Elected officials, veterans leaders and the Parks Department unveiled the schematic design for the Vietnam Veterans Memorial in Elmhurst Park last Friday.
The $2.85 million project is set to begin construction next fall and be completed by fall 2019.
Parks Commissioner Mitchell Silver said the memorial will honor those who gave their lives in service of the country.
“Monuments serve their communities best when they provide a space to gather to remember, reflect and discuss,” Silver said. “This monument is designed to offer neighbors an attractive public space for remembrance, contemplation and repose within this vibrant community park.”
The memorial will feature two semicircular granite walls, one of which will list the names of more than 400 people from Queens who died in the Vietnam War. It will also have a brief timeline of the war and a map of key locations that Silver hopes will be educational for future generations.
The other wall will have the name of the memorial, the five crests of the military and the Vietnam Service Medal.
Between the walls will be a curved bench for park visitors. The flag pole and monuments will light up at night.
“New Yorkers have an emotional connection with their parks,” Silver said, “so it is fitting for us now to build a space where we can come together and remember our nation’s heroes.”
Borough President Melinda Katz’s office gave a total of $2.3 million to the project, which she first funded back in 2007, when she was still a member of the City Council.
“It went from a $500,000 project to now a $2.85 million project, and worth every single dime,” she said. “If it needs more, it will have more money to be completed.”
The borough president said she felt especially proud knowing that the community, particularly Vietnam Veterans of America Chapter 32, fought for nearly a decade for the memorial. Soon, she said, more than 400 of the Vietnam War’s fallen will be permanently memorialized in Queens.
“They should’ve been [memorialized] a long time ago when they came home,” Katz said. “Now, they’re going to get some recognition for their families and brothers and sisters-in-arms.”
Katz said the borough needs to show Vietnam veterans that they’re cared for and never forgotten.

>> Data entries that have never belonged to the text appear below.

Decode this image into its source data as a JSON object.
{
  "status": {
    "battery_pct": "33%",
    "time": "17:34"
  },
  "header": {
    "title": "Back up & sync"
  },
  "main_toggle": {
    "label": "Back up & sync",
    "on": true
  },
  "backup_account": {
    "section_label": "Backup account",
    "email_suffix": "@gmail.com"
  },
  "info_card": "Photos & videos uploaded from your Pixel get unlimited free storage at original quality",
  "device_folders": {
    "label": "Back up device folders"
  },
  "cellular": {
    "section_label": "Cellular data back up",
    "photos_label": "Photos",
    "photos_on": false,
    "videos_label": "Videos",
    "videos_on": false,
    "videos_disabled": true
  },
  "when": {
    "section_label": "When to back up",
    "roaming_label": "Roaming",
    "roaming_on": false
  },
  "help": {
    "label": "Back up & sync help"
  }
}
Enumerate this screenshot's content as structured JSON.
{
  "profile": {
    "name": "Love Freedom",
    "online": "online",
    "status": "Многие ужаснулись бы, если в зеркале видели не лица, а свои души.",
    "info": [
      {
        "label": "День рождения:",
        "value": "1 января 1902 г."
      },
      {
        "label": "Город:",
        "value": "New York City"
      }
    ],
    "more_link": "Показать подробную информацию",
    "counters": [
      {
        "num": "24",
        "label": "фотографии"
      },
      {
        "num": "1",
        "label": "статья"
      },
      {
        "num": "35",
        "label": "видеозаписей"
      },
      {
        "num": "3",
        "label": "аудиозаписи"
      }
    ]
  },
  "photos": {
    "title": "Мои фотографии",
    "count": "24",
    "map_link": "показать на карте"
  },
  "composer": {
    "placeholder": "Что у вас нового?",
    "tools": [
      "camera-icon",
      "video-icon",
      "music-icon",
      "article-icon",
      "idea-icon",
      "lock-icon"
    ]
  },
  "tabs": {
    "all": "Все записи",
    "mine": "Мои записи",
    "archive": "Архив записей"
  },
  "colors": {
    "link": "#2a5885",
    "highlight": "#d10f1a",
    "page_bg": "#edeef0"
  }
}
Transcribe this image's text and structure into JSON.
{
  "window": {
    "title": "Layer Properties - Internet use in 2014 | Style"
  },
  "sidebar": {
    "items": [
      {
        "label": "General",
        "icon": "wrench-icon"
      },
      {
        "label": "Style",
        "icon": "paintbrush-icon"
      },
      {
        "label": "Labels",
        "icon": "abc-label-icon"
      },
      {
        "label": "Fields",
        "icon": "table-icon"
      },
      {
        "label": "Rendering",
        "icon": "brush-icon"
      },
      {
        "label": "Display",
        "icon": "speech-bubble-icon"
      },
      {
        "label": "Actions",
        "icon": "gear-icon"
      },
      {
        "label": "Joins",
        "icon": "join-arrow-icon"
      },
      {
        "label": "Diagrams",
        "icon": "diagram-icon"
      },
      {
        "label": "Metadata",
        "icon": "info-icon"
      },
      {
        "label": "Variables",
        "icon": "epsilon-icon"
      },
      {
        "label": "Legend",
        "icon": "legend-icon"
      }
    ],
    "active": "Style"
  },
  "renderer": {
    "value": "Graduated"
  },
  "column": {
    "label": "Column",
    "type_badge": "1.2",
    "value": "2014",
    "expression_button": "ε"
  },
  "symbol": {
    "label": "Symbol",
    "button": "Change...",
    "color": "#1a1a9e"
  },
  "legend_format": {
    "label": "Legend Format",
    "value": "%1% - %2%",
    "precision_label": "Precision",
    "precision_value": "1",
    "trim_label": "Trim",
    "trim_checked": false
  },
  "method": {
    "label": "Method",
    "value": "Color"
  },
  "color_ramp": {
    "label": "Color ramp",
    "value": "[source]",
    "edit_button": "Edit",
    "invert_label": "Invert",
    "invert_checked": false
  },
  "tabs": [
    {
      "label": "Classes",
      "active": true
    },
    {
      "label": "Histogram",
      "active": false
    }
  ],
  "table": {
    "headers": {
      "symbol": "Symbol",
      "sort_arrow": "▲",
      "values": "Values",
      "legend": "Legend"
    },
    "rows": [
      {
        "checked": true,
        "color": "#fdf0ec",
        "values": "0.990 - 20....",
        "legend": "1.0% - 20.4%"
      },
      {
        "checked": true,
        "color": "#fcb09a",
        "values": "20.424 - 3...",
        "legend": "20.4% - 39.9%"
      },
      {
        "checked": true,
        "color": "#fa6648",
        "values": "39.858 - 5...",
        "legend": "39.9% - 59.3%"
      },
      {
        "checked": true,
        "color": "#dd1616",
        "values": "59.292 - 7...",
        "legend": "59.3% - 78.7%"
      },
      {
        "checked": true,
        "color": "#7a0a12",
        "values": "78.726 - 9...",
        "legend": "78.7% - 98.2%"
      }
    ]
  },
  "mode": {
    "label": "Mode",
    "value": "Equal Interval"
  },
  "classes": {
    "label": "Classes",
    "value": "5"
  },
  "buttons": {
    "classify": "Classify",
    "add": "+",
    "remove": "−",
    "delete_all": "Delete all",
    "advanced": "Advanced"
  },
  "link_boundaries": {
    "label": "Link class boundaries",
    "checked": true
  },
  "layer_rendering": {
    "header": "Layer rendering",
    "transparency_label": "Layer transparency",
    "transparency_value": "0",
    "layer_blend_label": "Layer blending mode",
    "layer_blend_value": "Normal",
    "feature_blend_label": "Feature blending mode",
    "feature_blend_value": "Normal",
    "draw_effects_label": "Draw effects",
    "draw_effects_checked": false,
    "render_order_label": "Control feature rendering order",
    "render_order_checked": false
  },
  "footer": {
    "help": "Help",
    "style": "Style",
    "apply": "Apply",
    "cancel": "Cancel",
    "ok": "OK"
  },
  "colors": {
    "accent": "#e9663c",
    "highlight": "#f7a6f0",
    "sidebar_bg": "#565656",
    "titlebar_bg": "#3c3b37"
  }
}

“So many of the guys who went to Vietnam came back to not even being welcomed back into this country. We should never forget that,” said Councilman Daniel Dromm. “They deserved to be praised, to be honored, to be admired, to be held up as heroes for responding to the call for duty to our country.”
Dromm said he sees the impending memorial as a way to heal. It’s also about making sure the next generation of young people will remember the Vietnam War’s veterans, he said.
“Having this memorial here is a way to educate those children about the struggles of our country at that time,” he said.
Elected officials and veteran leaders also paid tribute to the late Pat Toro, a longtime veterans advocate and former president of Chapter 32 who passed away in 2014 from leukemia caused by exposure to Agent Orange during the war.
Toro was one of the strongest advocates pushing for the memorial.
“Pat worked tirelessly to make sure that one day, we would come here and unveil a design that will never forget the sacrifice of our Vietnam veterans from Queens,” said Councilwoman Elizabeth Crowley, who recounted meeting Toro when she was first elected. “He made that commitment to not only Vietnam veterans who were here, but to new returning veterans.
Michael O’Kane, current president of Chapter 32, said in 2008 Toro dreamed up the memorial. He would “shop it around” and talked to everybody about this idea.
“Never again shall one generation of veterans abandon another, that’s Vietnam Veterans of America’s founding principal,” O’Kane said. “If the creation of this monument is not the absolute embodiment of that, I don’t know what is.
“It’s here, it’s right, it’s just, it’s time,” he added. “We got it done.”
In May of 2016, James McClelland was honored by Chapter 32 for his nearly decade of work on the monument, a project that finally started to pick up steam in 2015 after seven years of being mired in bureaucratic red tape.
“I'm happy that this project will finally become a reality, and want to thank the borough president for funding it and the Parks design team for their work,” said McClelland.
“This is more than a memorial, it's a thank you to the Vietnam vets who paved the way for a future generation of vets like myself,” he added. “As well as the fulfillment of a promise to a dear friend in Pat Toro, who will unfortunately not be around for the ribbon cutting.”